ICCH Bulletin of January 22, 2023
January 22, 2023 Third Sunday in Ordinary Time
Welcome Father Brandt Today’s Readings: Is 8:23—9:3 | 1 Cor 1:10-13, 17 | Mt 4:12-23 or 4:12-17
Today’s Gospel Reading tells us about the beginning of the ministry of Jesus. The Evangelist tells us that after John the Baptist had been imprisoned by Herod Antipas, and as spoken by the prophets, Jesus withdrew “to Galilee” and began His own proclamation. The motive for Jesus making this move seems to be the arrest of John the Baptist. While no details are given about the arrest of John, it looks as if Jesus is continuing the work started by him, his own mission of God’s Kingdom. He preaches in Galilee and works in Capernaum which presents him as the light of nations as told by Isaiah but more precisely he begins on the western shore of the sea that was occupied by many small but prosperous cities and towns. This provided Jesus with the opportunity of ministering to a large number of people within a reasonable walking distance. Galilee was known as a rebellious region where even Jews were noted for their non-observance of the Law. Jesus begins his ministry in such a challenging place with the special chosen message and his preaching is summed up in one simple sentence: “Repent, for the kingdom of heaven is near; it is close at hand.”

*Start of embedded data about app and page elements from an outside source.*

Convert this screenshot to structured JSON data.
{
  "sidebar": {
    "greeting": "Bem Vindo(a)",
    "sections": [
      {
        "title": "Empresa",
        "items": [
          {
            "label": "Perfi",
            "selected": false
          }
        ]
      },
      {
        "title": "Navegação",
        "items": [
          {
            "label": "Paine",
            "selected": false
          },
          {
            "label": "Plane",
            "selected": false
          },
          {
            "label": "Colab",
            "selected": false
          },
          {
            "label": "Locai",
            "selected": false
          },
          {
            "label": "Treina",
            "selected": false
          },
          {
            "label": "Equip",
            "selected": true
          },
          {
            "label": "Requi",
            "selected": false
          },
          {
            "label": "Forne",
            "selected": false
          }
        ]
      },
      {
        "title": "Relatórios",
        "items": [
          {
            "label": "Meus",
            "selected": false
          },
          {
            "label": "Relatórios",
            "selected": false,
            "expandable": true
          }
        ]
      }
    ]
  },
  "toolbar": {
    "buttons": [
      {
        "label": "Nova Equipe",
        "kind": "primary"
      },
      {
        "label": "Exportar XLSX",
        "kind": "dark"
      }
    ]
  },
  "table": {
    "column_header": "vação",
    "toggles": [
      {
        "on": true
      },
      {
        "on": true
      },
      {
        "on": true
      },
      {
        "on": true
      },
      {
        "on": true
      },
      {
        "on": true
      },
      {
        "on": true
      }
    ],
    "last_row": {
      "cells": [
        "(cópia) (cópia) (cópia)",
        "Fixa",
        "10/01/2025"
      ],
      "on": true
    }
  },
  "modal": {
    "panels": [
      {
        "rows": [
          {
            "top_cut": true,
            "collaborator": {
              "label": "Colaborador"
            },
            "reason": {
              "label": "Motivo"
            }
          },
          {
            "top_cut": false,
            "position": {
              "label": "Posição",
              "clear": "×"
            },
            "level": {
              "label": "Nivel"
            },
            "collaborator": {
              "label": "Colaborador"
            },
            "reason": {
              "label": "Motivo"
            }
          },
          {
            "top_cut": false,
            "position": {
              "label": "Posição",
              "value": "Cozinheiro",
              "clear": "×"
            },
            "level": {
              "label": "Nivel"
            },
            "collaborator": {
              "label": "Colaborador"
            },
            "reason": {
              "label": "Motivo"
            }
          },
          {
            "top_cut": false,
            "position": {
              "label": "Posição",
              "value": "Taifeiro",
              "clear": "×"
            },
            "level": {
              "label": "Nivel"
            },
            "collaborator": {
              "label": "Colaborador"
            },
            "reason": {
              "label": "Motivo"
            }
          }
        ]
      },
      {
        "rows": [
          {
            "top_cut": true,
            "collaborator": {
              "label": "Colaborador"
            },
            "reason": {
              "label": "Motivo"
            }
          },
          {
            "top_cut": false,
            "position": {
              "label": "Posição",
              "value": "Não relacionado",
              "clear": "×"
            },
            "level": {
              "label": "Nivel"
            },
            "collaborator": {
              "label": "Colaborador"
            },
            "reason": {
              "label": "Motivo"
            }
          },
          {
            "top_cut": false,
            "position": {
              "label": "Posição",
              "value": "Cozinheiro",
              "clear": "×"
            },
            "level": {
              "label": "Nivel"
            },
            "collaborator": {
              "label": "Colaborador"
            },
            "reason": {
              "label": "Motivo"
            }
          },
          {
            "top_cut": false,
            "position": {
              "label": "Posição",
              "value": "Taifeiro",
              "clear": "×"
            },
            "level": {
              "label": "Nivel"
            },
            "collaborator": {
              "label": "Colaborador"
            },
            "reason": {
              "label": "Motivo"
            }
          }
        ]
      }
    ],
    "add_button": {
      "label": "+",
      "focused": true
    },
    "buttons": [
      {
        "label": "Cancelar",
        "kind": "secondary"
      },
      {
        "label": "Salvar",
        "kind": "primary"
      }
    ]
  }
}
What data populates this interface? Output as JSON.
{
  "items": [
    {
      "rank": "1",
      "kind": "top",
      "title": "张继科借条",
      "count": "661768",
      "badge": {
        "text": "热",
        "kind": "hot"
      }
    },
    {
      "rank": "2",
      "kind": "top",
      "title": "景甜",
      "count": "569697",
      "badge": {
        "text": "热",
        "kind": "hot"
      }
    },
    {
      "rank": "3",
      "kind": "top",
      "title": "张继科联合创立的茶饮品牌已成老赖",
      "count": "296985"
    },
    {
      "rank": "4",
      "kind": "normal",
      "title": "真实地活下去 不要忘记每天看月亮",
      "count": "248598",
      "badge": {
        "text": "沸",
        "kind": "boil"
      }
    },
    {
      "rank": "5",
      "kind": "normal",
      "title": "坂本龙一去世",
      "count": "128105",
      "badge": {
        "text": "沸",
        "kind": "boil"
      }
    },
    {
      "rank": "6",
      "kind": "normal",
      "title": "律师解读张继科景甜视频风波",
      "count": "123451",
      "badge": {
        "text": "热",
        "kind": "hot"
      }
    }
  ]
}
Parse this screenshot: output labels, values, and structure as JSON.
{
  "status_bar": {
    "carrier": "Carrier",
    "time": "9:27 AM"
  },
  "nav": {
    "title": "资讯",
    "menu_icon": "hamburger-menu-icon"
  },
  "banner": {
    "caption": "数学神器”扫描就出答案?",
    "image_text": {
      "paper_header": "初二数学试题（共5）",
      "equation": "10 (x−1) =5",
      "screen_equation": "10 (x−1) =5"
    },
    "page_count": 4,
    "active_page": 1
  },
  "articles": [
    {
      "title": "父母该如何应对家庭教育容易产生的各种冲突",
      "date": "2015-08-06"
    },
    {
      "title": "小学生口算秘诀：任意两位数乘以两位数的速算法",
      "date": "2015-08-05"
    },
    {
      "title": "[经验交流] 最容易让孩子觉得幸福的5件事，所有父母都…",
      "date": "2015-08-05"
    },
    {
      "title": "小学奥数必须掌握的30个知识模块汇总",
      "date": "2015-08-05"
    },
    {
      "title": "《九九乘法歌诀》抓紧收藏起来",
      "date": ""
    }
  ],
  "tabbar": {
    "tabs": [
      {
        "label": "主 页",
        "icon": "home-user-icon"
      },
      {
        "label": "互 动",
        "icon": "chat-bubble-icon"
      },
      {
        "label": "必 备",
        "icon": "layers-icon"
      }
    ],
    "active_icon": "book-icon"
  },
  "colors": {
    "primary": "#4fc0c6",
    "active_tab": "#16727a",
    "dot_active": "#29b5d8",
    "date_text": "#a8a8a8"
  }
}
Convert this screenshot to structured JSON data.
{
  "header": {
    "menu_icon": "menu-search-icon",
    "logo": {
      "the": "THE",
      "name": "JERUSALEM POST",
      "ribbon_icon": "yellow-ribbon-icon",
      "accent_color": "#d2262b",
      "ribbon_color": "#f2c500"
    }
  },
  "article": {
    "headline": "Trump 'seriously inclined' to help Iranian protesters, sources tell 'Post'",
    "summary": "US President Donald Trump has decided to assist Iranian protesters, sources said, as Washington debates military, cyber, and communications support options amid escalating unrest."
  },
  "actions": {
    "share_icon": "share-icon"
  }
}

The preaching of the Good News of Jesus begins with the word, Repent. His invitation to repent is to enter into a special relationship with God in response to his call. For ‘repent’ usually means to be sorry for, to regret some wrong actions we have done in the past. Jesus is asking for much more than that. It is a call, not to wipe out the past, which is really not possible for any human person, but for a change of direction from now on and enter into a new future. The Greek word, rendered by many translations as equivalent to ‘repent’, is metanoia. This word implies a radical change of heart, change in one’s thinking, total transformation. It also means looking at life in a completely new way, making what is sometimes called a ‘paradigm shift’. This new way of seeing life is spelt out through the whole of the Christian Testament.
The Good news that Jesus preaches is that people have to repent and change themselves as the kingdom of God is near. It is the good news of hope, peace, promise, truth and salvation that is contained in the kingdom. Jesus comes to his people as the herald or the messenger of good news. His message of the kingdom has certainty and assurance; it has total authority and power because it comes from the source which is God himself. The Scriptures indicate that the kingdom of God existed at the foundation of the world. It is the authority of God over everything that he created for John tells us that everything was created in and through Jesus. The mission of Jesus now is to re-establish this divine kingdom. There is the immediacy and the urgency in his proclamation as he says it is here and now.
As Jesus began his public ministry his first act was to gather some disciples or co-workers who would share his work and his mission. Jesus recruited Simon, who is called Peter, his brother Andrew, James and John, the sons of Zebedee. When Jesus called them their response was immediate. They left everything, their fishing nets, their parents and family and followed Jesus to be Disciples of Christ. The story of the calling of the first disciples showed their immediate and unconditional response to the summons of Jesus. The initiative for the call comes from Jesus but their response was total. Even though they had no previous knowledge of Jesus, they dropped what they were doing, left all their possessions and their dear ones to be with Jesus. This calling his first disciples indicates the beginning of the time of the church. On the surface level this may not make any sense to an outsider. However, it emphasizes that there was something almost indefinable about the person of Jesus that drew these first followers like a very strong magnet. They left everything not knowing where all this would lead.
Today’s readings are intended to stir us into action. The Gospel tells us that the spread of Christ’s kingdom depends on us today as it was with the Apostles during the time of Jesus. Paul’s letter to the Corinthians counsels us today not to participate in the factions within our church and between the churches. Prophet Isaiah reminds us that God’s light is always being offered to us as it was to a people who had suffered exile, oppression, fear and shame. We who practice our religion should walk as those faithful people of old walked, allowing ones whole being to become flooded with joyous light. Light acquires transcendental quality, penetrating the soul, opening the heart and making our life open to the many who seek the truth.
Source: Fr. Eugene Lobo S.J. Shimoga, India. Shortened from https://msjnov.wordpress.com/2023/01/15/third-sunday-of-the-year-january-22-2023/ Image: Duccio di Buoninsegna - Calling of Peter and Andrew